- _DATA TO USE_
===============
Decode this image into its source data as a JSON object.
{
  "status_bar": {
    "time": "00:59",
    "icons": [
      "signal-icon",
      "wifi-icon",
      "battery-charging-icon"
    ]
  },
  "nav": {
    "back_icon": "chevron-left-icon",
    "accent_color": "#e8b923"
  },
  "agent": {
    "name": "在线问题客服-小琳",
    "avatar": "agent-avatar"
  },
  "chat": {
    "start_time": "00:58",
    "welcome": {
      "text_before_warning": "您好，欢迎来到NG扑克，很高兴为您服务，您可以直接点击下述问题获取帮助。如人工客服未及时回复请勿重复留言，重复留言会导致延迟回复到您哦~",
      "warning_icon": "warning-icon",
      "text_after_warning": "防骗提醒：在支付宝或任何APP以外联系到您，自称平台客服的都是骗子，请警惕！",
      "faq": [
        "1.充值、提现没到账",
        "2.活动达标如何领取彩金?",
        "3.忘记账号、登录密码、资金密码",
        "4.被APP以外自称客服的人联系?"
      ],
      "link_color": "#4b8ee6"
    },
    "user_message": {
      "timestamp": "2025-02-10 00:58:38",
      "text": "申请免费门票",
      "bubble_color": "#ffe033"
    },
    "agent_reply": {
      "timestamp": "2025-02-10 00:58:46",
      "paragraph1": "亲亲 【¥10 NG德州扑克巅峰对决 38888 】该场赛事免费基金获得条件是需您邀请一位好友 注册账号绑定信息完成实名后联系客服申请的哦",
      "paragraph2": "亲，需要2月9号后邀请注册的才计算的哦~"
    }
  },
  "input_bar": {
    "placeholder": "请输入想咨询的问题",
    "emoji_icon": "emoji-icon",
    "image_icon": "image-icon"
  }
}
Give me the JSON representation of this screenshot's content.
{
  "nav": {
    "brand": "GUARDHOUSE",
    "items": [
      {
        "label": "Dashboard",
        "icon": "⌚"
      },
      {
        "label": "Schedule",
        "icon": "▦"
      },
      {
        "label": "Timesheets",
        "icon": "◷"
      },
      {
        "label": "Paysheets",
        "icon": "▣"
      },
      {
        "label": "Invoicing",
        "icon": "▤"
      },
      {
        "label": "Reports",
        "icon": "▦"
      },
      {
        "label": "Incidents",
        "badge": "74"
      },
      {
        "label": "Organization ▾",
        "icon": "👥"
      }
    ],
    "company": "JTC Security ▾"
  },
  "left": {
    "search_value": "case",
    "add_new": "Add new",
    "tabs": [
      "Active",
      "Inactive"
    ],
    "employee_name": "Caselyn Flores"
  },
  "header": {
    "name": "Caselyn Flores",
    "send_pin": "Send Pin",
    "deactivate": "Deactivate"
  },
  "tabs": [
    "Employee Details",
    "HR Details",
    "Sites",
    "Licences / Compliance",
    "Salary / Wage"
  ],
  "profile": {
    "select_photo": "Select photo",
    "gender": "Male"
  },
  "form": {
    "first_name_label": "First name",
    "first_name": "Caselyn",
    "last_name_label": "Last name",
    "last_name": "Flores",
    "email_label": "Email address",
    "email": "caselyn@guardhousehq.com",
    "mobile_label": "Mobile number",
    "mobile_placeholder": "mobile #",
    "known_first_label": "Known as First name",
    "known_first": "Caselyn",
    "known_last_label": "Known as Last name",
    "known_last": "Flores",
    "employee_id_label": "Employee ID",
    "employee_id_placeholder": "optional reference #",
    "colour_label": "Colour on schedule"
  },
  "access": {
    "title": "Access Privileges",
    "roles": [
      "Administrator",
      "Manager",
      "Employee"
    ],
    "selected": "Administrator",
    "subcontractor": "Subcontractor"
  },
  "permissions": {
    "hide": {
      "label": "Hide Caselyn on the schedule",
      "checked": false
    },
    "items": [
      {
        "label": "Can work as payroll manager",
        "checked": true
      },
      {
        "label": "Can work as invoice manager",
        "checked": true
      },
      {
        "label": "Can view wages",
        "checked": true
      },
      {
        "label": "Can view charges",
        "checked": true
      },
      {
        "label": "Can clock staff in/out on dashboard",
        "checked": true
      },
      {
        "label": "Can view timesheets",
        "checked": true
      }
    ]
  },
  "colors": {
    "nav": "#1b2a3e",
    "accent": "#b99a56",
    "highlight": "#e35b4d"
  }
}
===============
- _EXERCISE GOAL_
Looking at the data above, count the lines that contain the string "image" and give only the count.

- _WRITTEN ANSWER_
2